1. Sun Studio

Start your day where it all began: In the early 1950s, a shy, teenaged truck driver named Elvis Presley sauntered into Sam Phillips's tiny recording studio, asked to cut a birthday song for his mama, and ultimately launched the birth of rock 'n' roll.

2. Soulsville USA: The Stax Museum of American Soul Music

Albert King; Al Green; Earth, Wind & Fire; Isaac Hayes; and the Staples Singers are just a handful of the musical greats whose inspiring stories unfold in this rousing, interactive museum. The funky music reverberating throughout will make you want to sing, dance, stomp, and shout.

3. Take a Break -- Four Way Restaurant

After getting funkdafied by the vibes at Stax, head down the block and hang with the locals at this family-oriented soul food restaurant. Crispy, piping-hot fried chicken, turnip greens, and candied yams with cornbread and butter are the perfect preludes to silky lemon meringue pie. But there's a lot of other comfort food, too. 998 Mississippi Blvd. tel. 901/507-1519.

4. National Civil Rights Museum

After spending the morning rocking to the sounds of Memphis music, put some social and political context behind what you've seen and heard. The National Civil Rights Museum is an absorbing and deeply moving experience, as it traces the cruel history of oppression and discrimination in the American South.

5. South Main Street Arts District

Walk north back toward Beale Street, window shopping at boutiques and stepping inside cozy art galleries that are beginning to emerge in this revitalized historic district.

6. Beale Street

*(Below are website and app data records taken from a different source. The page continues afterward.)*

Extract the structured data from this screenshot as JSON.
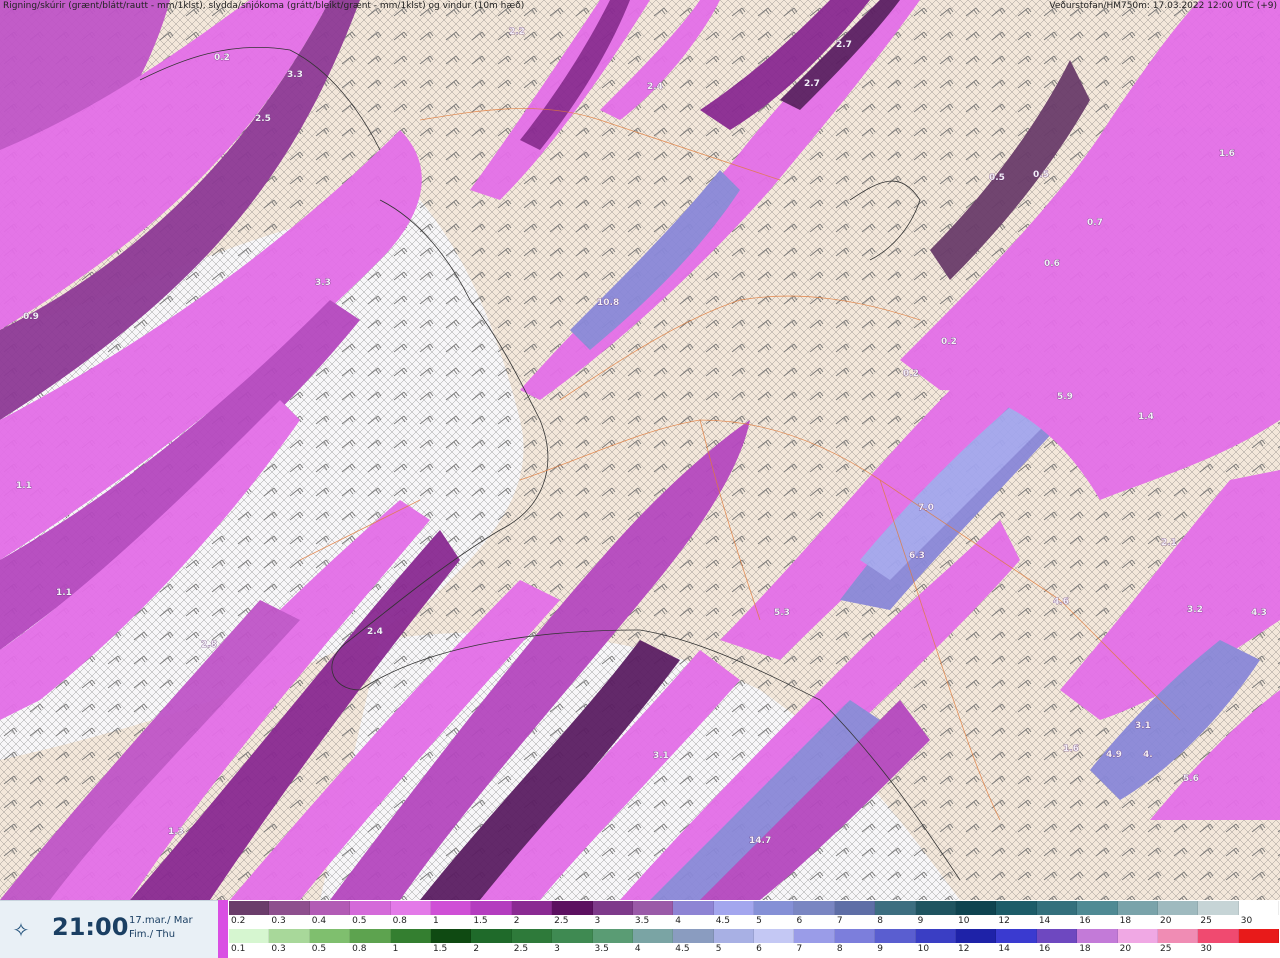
{
  "header": {
    "left": "Rigning/skúrir (grænt/blátt/rautt - mm/1klst), slydda/snjókoma (grátt/bleikt/grænt - mm/1klst) og vindur (10m hæð)",
    "right": "Veðurstofan/HM750m: 17.03.2022 12:00 UTC (+9)"
  },
  "time_panel": {
    "time": "21:00",
    "date_line1": "17.mar./ Mar",
    "date_line2": "Fim./ Thu",
    "logo_icon": "vedur-logo-icon"
  },
  "legend": {
    "snow_colors": [
      "#6b3d6b",
      "#8e4f8e",
      "#b25bb5",
      "#d46ad9",
      "#e37ae8",
      "#cf4fd6",
      "#b43cbf",
      "#8a2a92",
      "#5c1060",
      "#7e3a8a",
      "#9a5aa8",
      "#8e84d4",
      "#a3a6ee",
      "#8590d6",
      "#7a86c2",
      "#5e6ea6",
      "#3d6e80",
      "#1f5460",
      "#0f4450",
      "#1d5c68",
      "#34707c",
      "#4f8a94",
      "#7aa3aa",
      "#9fbabf",
      "#c6d4d6",
      "#ffffff"
    ],
    "snow_labels": [
      "0.2",
      "0.3",
      "0.4",
      "0.5",
      "0.8",
      "1",
      "1.5",
      "2",
      "2.5",
      "3",
      "3.5",
      "4",
      "4.5",
      "5",
      "6",
      "7",
      "8",
      "9",
      "10",
      "12",
      "14",
      "16",
      "18",
      "20",
      "25",
      "30"
    ],
    "rain_colors": [
      "#d6f6d0",
      "#a8d89a",
      "#7fbf6e",
      "#5da34f",
      "#347f30",
      "#0f4a12",
      "#1f6a2a",
      "#2e7a3a",
      "#3f8a52",
      "#5a9c74",
      "#7aa4a4",
      "#8a9cc0",
      "#a8b0e4",
      "#c4c8f4",
      "#9a9ce8",
      "#7c7edc",
      "#5a5ed0",
      "#3a3ec4",
      "#1e22a8",
      "#3a3ad0",
      "#6e48c0",
      "#c37ad8",
      "#f0a8e4",
      "#f08cb4",
      "#f04a70",
      "#e81a1a"
    ],
    "rain_labels": [
      "0.1",
      "0.3",
      "0.5",
      "0.8",
      "1",
      "1.5",
      "2",
      "2.5",
      "3",
      "3.5",
      "4",
      "4.5",
      "5",
      "6",
      "7",
      "8",
      "9",
      "10",
      "12",
      "14",
      "16",
      "18",
      "20",
      "25",
      "30",
      ""
    ]
  },
  "map_labels": [
    "0.2",
    "3.3",
    "2.5",
    "2.2",
    "2.4",
    "2.7",
    "2.7",
    "1.6",
    "0.5",
    "0.5",
    "0.7",
    "0.6",
    "3.3",
    "0.9",
    "10.8",
    "0.2",
    "0.2",
    "5.9",
    "1.4",
    "1.1",
    "7.0",
    "6.3",
    "2.1",
    "1.1",
    "2.4",
    "2.8",
    "5.3",
    "4.6",
    "3.2",
    "4.3",
    "3.1",
    "3.1",
    "4.9",
    "4.",
    "5.6",
    "1.6",
    "1.3",
    "14.7"
  ],
  "colors": {
    "land": "#f3e7da",
    "sea_snow": "#f7f6f8",
    "precip_light": "#e46fe8",
    "precip_mid": "#b548bf",
    "precip_dark": "#5c1f63",
    "precip_heavy": "#8a88d8",
    "roads": "#e07a3a"
  }
}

This legendary strip, revered the world over as the birthplace of the blues, can be a rowdy, neon boozefest after dark. But during the day, it's a sea of curious tourists taking pictures, listening to live music at the outdoor W. C. Handy Park, and shopping for souvenirs. Join them. A. Schwab's, a 130-year-old dry-goods store, has the best bargains around.

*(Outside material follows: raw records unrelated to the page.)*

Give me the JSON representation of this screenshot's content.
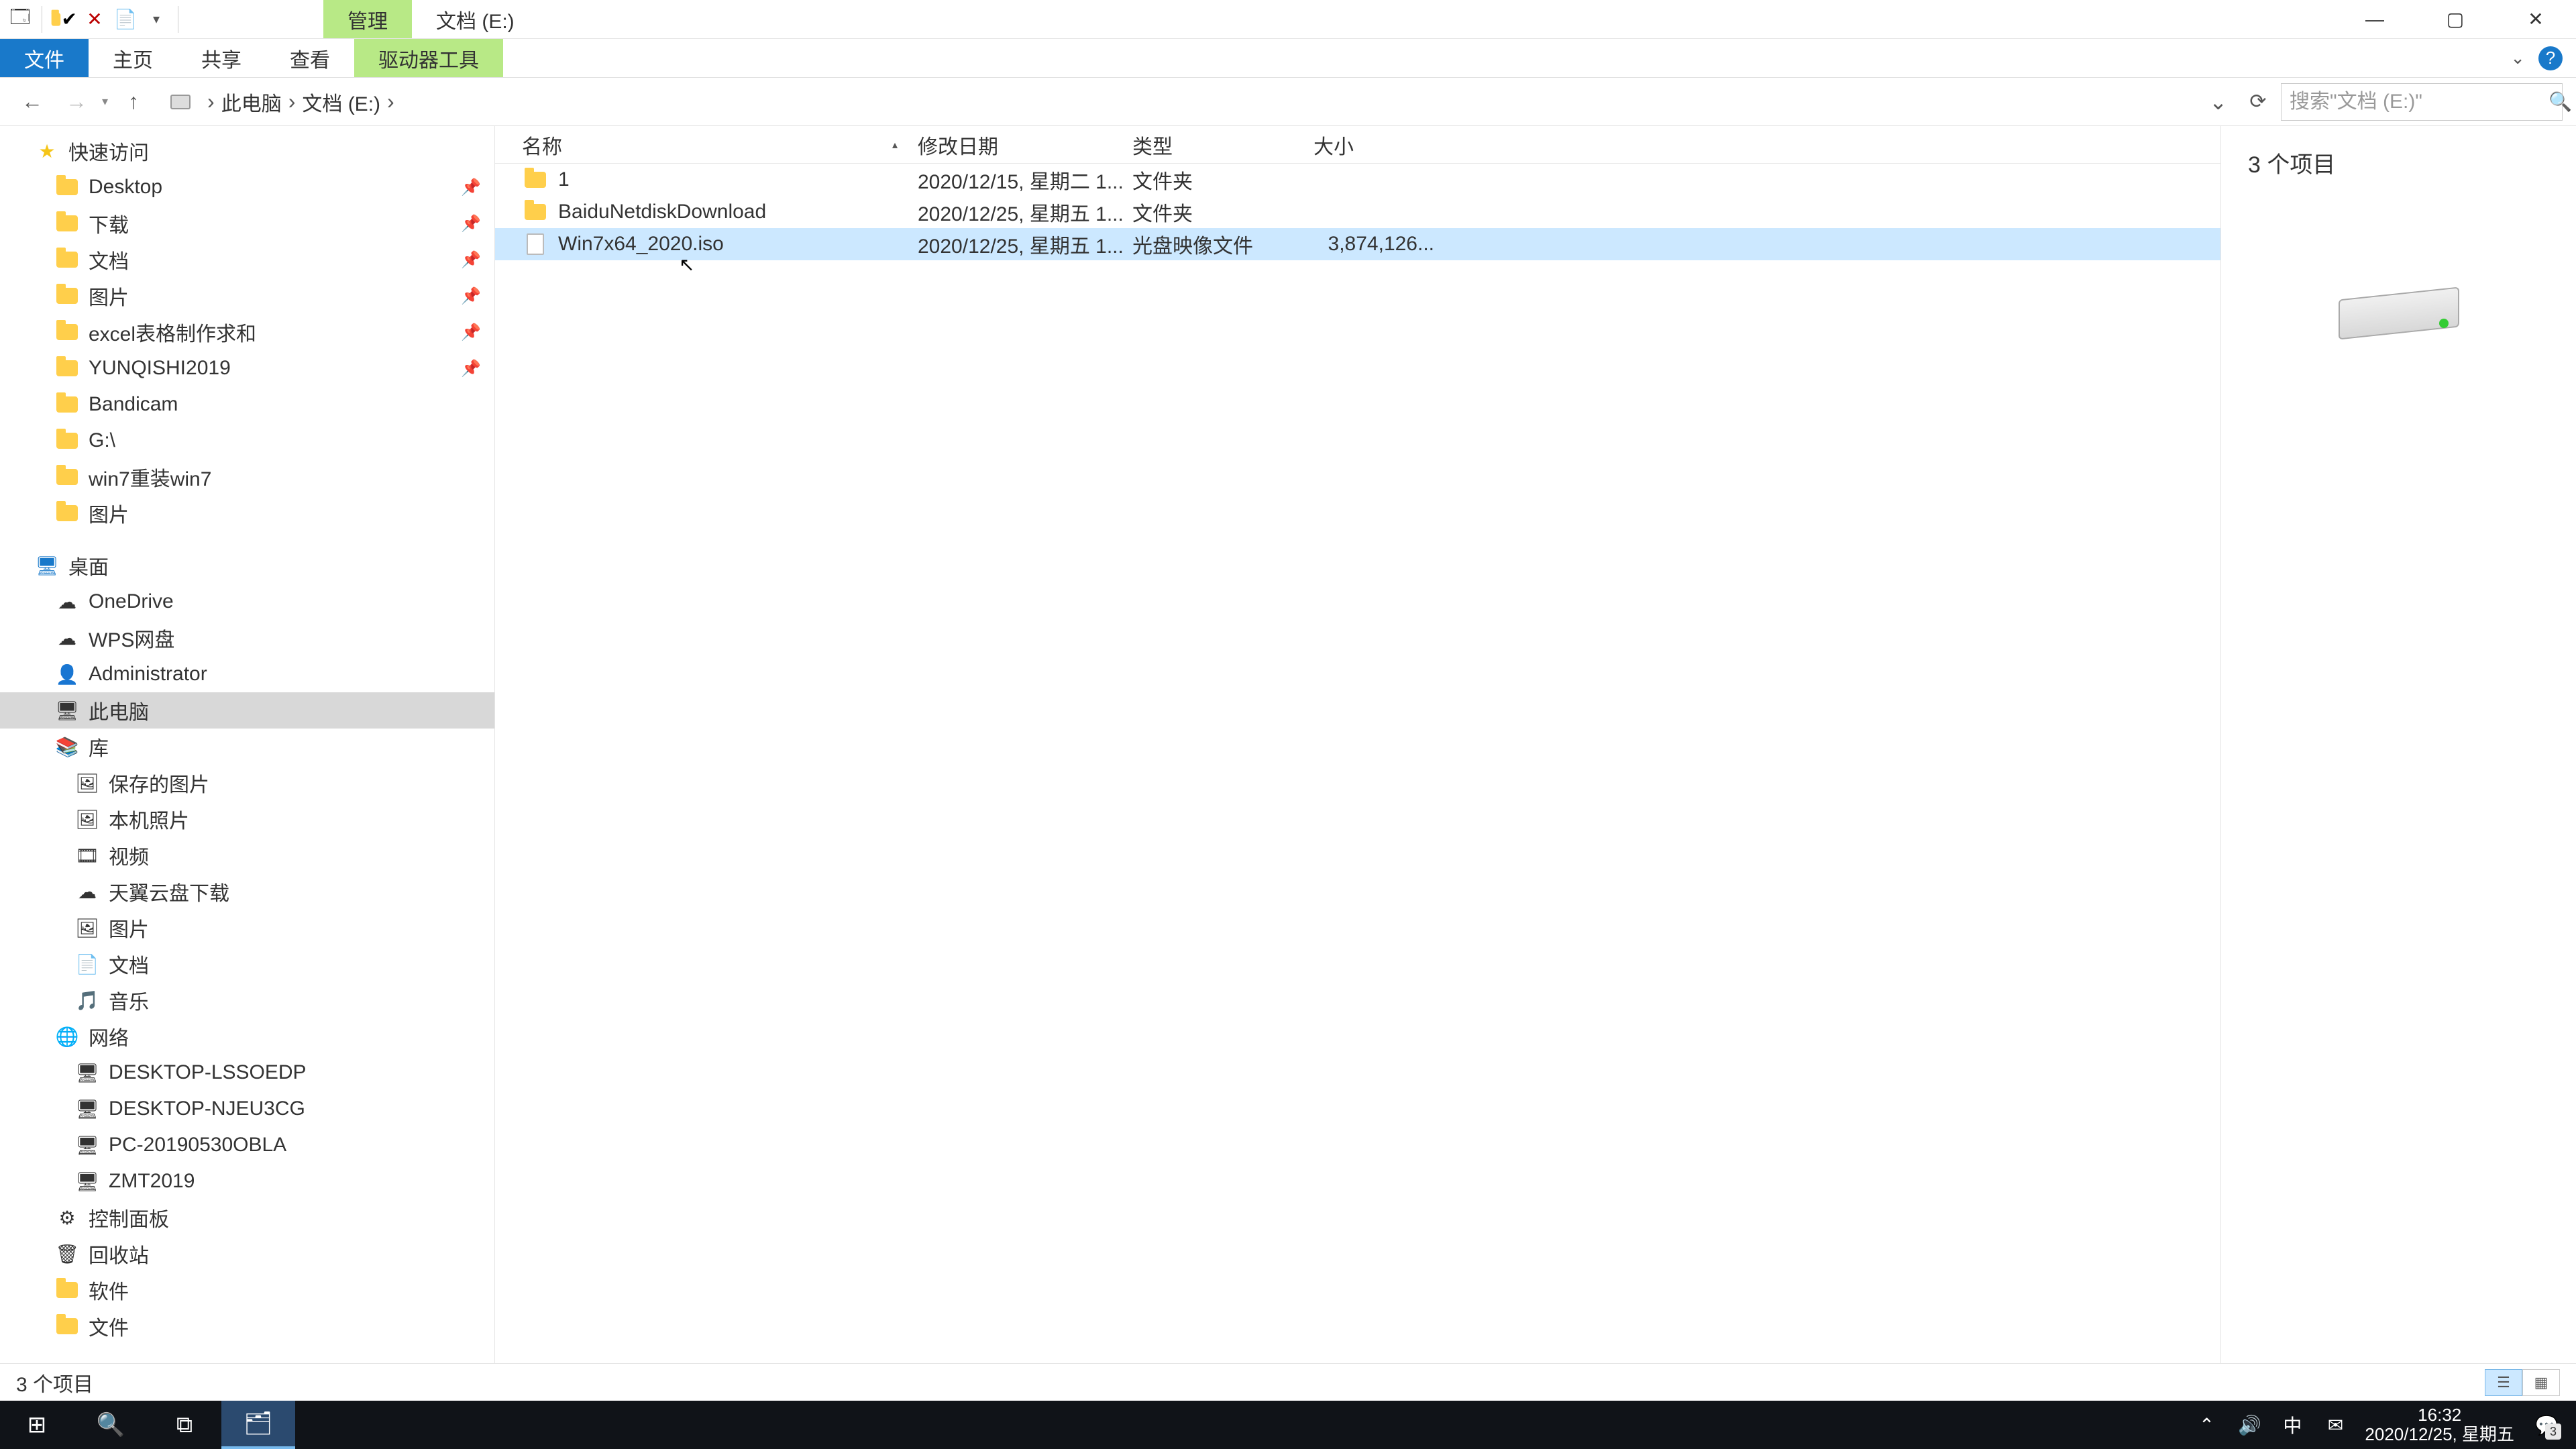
{
  "titlebar": {
    "context_tab": "管理",
    "title": "文档 (E:)"
  },
  "ribbon": {
    "file": "文件",
    "tabs": [
      "主页",
      "共享",
      "查看",
      "驱动器工具"
    ]
  },
  "address": {
    "segments": [
      "此电脑",
      "文档 (E:)"
    ],
    "search_placeholder": "搜索\"文档 (E:)\""
  },
  "columns": {
    "name": "名称",
    "date": "修改日期",
    "type": "类型",
    "size": "大小"
  },
  "files": [
    {
      "name": "1",
      "date": "2020/12/15, 星期二 1...",
      "type": "文件夹",
      "size": "",
      "icon": "folder",
      "selected": false
    },
    {
      "name": "BaiduNetdiskDownload",
      "date": "2020/12/25, 星期五 1...",
      "type": "文件夹",
      "size": "",
      "icon": "folder",
      "selected": false
    },
    {
      "name": "Win7x64_2020.iso",
      "date": "2020/12/25, 星期五 1...",
      "type": "光盘映像文件",
      "size": "3,874,126...",
      "icon": "file",
      "selected": true
    }
  ],
  "sidebar": {
    "quick_access": "快速访问",
    "quick_items": [
      {
        "label": "Desktop",
        "pinned": true,
        "icon": "folder-blue"
      },
      {
        "label": "下载",
        "pinned": true,
        "icon": "folder-blue"
      },
      {
        "label": "文档",
        "pinned": true,
        "icon": "folder"
      },
      {
        "label": "图片",
        "pinned": true,
        "icon": "folder"
      },
      {
        "label": "excel表格制作求和",
        "pinned": true,
        "icon": "folder"
      },
      {
        "label": "YUNQISHI2019",
        "pinned": true,
        "icon": "folder"
      },
      {
        "label": "Bandicam",
        "pinned": false,
        "icon": "folder"
      },
      {
        "label": "G:\\",
        "pinned": false,
        "icon": "drive"
      },
      {
        "label": "win7重装win7",
        "pinned": false,
        "icon": "folder"
      },
      {
        "label": "图片",
        "pinned": false,
        "icon": "folder"
      }
    ],
    "desktop": "桌面",
    "desktop_items": [
      {
        "label": "OneDrive",
        "icon": "cloud"
      },
      {
        "label": "WPS网盘",
        "icon": "cloud"
      },
      {
        "label": "Administrator",
        "icon": "user"
      },
      {
        "label": "此电脑",
        "icon": "pc",
        "selected": true
      },
      {
        "label": "库",
        "icon": "library"
      },
      {
        "label": "保存的图片",
        "icon": "pic",
        "indent": 2
      },
      {
        "label": "本机照片",
        "icon": "pic",
        "indent": 2
      },
      {
        "label": "视频",
        "icon": "video",
        "indent": 2
      },
      {
        "label": "天翼云盘下载",
        "icon": "cloud",
        "indent": 2
      },
      {
        "label": "图片",
        "icon": "pic",
        "indent": 2
      },
      {
        "label": "文档",
        "icon": "doc",
        "indent": 2
      },
      {
        "label": "音乐",
        "icon": "music",
        "indent": 2
      },
      {
        "label": "网络",
        "icon": "net"
      },
      {
        "label": "DESKTOP-LSSOEDP",
        "icon": "pc-net",
        "indent": 2
      },
      {
        "label": "DESKTOP-NJEU3CG",
        "icon": "pc-net",
        "indent": 2
      },
      {
        "label": "PC-20190530OBLA",
        "icon": "pc-net",
        "indent": 2
      },
      {
        "label": "ZMT2019",
        "icon": "pc-net",
        "indent": 2
      },
      {
        "label": "控制面板",
        "icon": "control"
      },
      {
        "label": "回收站",
        "icon": "recycle"
      },
      {
        "label": "软件",
        "icon": "folder"
      },
      {
        "label": "文件",
        "icon": "folder"
      }
    ]
  },
  "preview": {
    "title": "3 个项目"
  },
  "status": {
    "text": "3 个项目"
  },
  "taskbar": {
    "time": "16:32",
    "date": "2020/12/25, 星期五",
    "ime": "中",
    "notif_count": "3"
  }
}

7. Take a Break -- Blues City Café

Grab a bite at this juke joint and diner, which is my pick as the best of the Beale Street eats. Spicy tamales, lip-smackin' slabs of pork barbecue ribs, as well as cold beer, burgers, and rich gumbo are on the menu. With its weather-beaten booths and rural-Mississippi shack-inspired decor, the mojo here is laid-back. 138 Beale St. tel. 901/526-3637.

8. Main Street Trolley

Take a ride on one of Memphis's antique restored trolley cars. They're old, they're creaky, their hard wooden seats are uncomfortable, and they're slow. But for a dollar or two you can sit back, relax, and ride the clanging, cumbersome streetcars from one end of downtown to the other, getting glimpses of the Pyramid, the Mississippi River, and other local landmarks.

9. Center for Southern Folklore

Step inside the one-of-a-kind Center for Southern Folklore. Part coffeehouse, part outsider and folk-art gallery, and part intimate performance space, the center is a beloved, locally owned nonprofit that celebrates the region's rich diversity.

Note: This information was accurate when it was published, but can change without notice. Please be sure to confirm all rates and details directly with the companies in question before planning your trip.